§ **Brief**: Give back all of the data verbatim.

§ **Excerpts from an interface dataset**:
☆ ☆ ☆ ☆ ☆

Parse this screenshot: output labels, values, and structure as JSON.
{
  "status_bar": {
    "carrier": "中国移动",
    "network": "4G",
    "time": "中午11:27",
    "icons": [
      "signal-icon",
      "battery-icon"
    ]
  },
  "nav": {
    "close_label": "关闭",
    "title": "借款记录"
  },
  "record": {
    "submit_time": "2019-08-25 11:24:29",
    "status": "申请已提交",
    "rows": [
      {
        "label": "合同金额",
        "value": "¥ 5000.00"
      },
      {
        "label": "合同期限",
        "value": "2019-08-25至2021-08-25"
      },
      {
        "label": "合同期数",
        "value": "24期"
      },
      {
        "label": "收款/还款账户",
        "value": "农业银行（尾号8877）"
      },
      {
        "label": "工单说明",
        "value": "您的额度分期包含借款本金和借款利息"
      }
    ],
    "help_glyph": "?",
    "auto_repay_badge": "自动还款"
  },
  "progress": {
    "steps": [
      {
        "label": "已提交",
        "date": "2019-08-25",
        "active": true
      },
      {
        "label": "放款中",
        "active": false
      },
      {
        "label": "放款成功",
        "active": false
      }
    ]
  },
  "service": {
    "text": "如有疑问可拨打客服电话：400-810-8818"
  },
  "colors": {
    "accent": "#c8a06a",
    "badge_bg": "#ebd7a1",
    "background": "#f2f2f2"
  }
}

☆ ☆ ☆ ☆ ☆

§ **Task solution**:
Parse this screenshot: output labels, values, and structure as JSON.
{
  "status_bar": {
    "carrier": "中国移动",
    "network": "4G",
    "time": "中午11:27",
    "icons": [
      "signal-icon",
      "battery-icon"
    ]
  },
  "nav": {
    "close_label": "关闭",
    "title": "借款记录"
  },
  "record": {
    "submit_time": "2019-08-25 11:24:29",
    "status": "申请已提交",
    "rows": [
      {
        "label": "合同金额",
        "value": "¥ 5000.00"
      },
      {
        "label": "合同期限",
        "value": "2019-08-25至2021-08-25"
      },
      {
        "label": "合同期数",
        "value": "24期"
      },
      {
        "label": "收款/还款账户",
        "value": "农业银行（尾号8877）"
      },
      {
        "label": "工单说明",
        "value": "您的额度分期包含借款本金和借款利息"
      }
    ],
    "help_glyph": "?",
    "auto_repay_badge": "自动还款"
  },
  "progress": {
    "steps": [
      {
        "label": "已提交",
        "date": "2019-08-25",
        "active": true
      },
      {
        "label": "放款中",
        "active": false
      },
      {
        "label": "放款成功",
        "active": false
      }
    ]
  },
  "service": {
    "text": "如有疑问可拨打客服电话：400-810-8818"
  },
  "colors": {
    "accent": "#c8a06a",
    "badge_bg": "#ebd7a1",
    "background": "#f2f2f2"
  }
}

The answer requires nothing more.